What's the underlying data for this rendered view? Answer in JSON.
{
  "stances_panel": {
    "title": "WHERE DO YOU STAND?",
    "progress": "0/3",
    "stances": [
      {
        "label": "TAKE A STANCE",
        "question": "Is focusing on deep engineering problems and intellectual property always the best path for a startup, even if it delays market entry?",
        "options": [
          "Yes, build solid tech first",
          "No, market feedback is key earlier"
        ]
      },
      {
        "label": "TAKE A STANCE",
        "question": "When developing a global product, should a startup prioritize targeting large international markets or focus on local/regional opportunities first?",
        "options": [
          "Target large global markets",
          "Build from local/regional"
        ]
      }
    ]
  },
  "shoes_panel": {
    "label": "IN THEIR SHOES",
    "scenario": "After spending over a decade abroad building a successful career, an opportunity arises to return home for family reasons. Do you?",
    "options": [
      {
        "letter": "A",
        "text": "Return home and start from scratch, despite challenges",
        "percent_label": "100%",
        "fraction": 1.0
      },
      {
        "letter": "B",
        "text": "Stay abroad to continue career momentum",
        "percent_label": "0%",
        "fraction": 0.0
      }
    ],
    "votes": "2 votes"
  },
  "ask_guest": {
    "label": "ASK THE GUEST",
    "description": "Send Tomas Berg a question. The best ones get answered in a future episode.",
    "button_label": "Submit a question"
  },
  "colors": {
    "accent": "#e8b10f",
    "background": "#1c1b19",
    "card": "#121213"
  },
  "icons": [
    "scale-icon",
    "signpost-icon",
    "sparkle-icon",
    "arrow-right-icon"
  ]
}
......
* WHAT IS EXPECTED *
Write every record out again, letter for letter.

* FINAL ANSWER *
What's the underlying data for this rendered view? Answer in JSON.
{
  "stances_panel": {
    "title": "WHERE DO YOU STAND?",
    "progress": "0/3",
    "stances": [
      {
        "label": "TAKE A STANCE",
        "question": "Is focusing on deep engineering problems and intellectual property always the best path for a startup, even if it delays market entry?",
        "options": [
          "Yes, build solid tech first",
          "No, market feedback is key earlier"
        ]
      },
      {
        "label": "TAKE A STANCE",
        "question": "When developing a global product, should a startup prioritize targeting large international markets or focus on local/regional opportunities first?",
        "options": [
          "Target large global markets",
          "Build from local/regional"
        ]
      }
    ]
  },
  "shoes_panel": {
    "label": "IN THEIR SHOES",
    "scenario": "After spending over a decade abroad building a successful career, an opportunity arises to return home for family reasons. Do you?",
    "options": [
      {
        "letter": "A",
        "text": "Return home and start from scratch, despite challenges",
        "percent_label": "100%",
        "fraction": 1.0
      },
      {
        "letter": "B",
        "text": "Stay abroad to continue career momentum",
        "percent_label": "0%",
        "fraction": 0.0
      }
    ],
    "votes": "2 votes"
  },
  "ask_guest": {
    "label": "ASK THE GUEST",
    "description": "Send Tomas Berg a question. The best ones get answered in a future episode.",
    "button_label": "Submit a question"
  },
  "colors": {
    "accent": "#e8b10f",
    "background": "#1c1b19",
    "card": "#121213"
  },
  "icons": [
    "scale-icon",
    "signpost-icon",
    "sparkle-icon",
    "arrow-right-icon"
  ]
}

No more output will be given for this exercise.